Every one of the respondents, regardless of which prototype they were looking at, said something like this statement:
“I would use Google maps and set it to walking for this”
“I would use my Strava app so it would do the mileage and save it to my app”
“Why would I use this website instead of my phone?”

I would just use my hiking app for this

Hi-fidelity wireframes


Using the data from the user interviews, we thought it might be an interesting idea to try to inject a little personality into the map, as well as align it better to other maps people are familiar with. We set about to combine the drag and droppable functionality of Google maps, with an activity feature, since those are the two pieces of the interface that seemed to resonate most with our testers.

  • High-fidelity static wireframes
  • Confirmed thoughts about where users want to click/tap
  • The title of “Ground View” was confusing

What we discovered:

Since the rest of the site already exists, and we’re creating a new element inside it, the wire framing exercise went really quickly. We were really trying to target users in the existing site flow. When interacting with the wireframes, about half the testers clicked on the names of the trails below, half on the map itself. The label of “Ground View” for the street view feature was confusing to users

Our marching orders

We started out with a clickable map, paired with a list view, so give users two ways to interact with the map. From there, the map is the interface. Canal trails are clickable, endpoints can be dragged along the trail and the distance between them updates automatically, and at the bottom, we added a “things to do” section, highlighting some of the amenities to be found along the trail.

Hi-fidelity wireframes Hi-fidelity wireframes
things to do icons

Then we went back to our users.

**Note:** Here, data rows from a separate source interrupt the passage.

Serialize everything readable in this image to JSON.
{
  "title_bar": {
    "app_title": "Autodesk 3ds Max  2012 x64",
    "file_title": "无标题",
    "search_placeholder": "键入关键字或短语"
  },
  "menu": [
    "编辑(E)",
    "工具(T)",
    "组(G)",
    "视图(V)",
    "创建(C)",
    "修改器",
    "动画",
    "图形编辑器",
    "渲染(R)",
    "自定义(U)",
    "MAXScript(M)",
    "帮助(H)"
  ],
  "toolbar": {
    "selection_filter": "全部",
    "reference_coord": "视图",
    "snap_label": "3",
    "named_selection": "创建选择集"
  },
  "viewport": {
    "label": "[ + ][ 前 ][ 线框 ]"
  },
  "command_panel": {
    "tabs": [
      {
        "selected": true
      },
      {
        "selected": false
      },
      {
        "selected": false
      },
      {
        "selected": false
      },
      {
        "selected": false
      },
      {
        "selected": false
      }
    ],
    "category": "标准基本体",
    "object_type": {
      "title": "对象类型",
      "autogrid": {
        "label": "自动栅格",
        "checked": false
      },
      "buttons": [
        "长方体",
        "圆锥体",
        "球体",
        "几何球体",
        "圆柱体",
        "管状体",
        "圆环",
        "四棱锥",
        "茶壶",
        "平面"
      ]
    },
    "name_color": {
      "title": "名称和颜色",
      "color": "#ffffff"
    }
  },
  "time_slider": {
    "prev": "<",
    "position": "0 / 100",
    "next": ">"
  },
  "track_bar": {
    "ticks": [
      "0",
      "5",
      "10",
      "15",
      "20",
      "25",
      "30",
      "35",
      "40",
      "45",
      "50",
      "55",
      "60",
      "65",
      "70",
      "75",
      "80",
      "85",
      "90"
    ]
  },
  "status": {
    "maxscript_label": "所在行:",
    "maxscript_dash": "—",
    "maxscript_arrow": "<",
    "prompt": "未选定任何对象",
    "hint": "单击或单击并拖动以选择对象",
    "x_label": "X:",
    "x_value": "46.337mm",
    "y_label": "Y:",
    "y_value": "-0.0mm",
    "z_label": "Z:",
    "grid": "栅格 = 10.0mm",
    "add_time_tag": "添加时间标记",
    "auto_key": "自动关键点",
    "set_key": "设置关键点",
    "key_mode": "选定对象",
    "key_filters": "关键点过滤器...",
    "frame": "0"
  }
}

While the map and new interactivity was very well received, the activity icons and draggable points on the map were the favorite updates in this round. We learned there was a need for a little bit more onboarding for the users for the first time they saw the map.

Now that I see it, I get it, but I wasn’t sure where to start Can I see if there are restaurants/coffee places near the trail? Ooh, I love the little pictures showing what you can do on the trail!
large canal map

Feeling like we had a good base for what users would use, I built out a functioning prototype, which we built and tested with real users.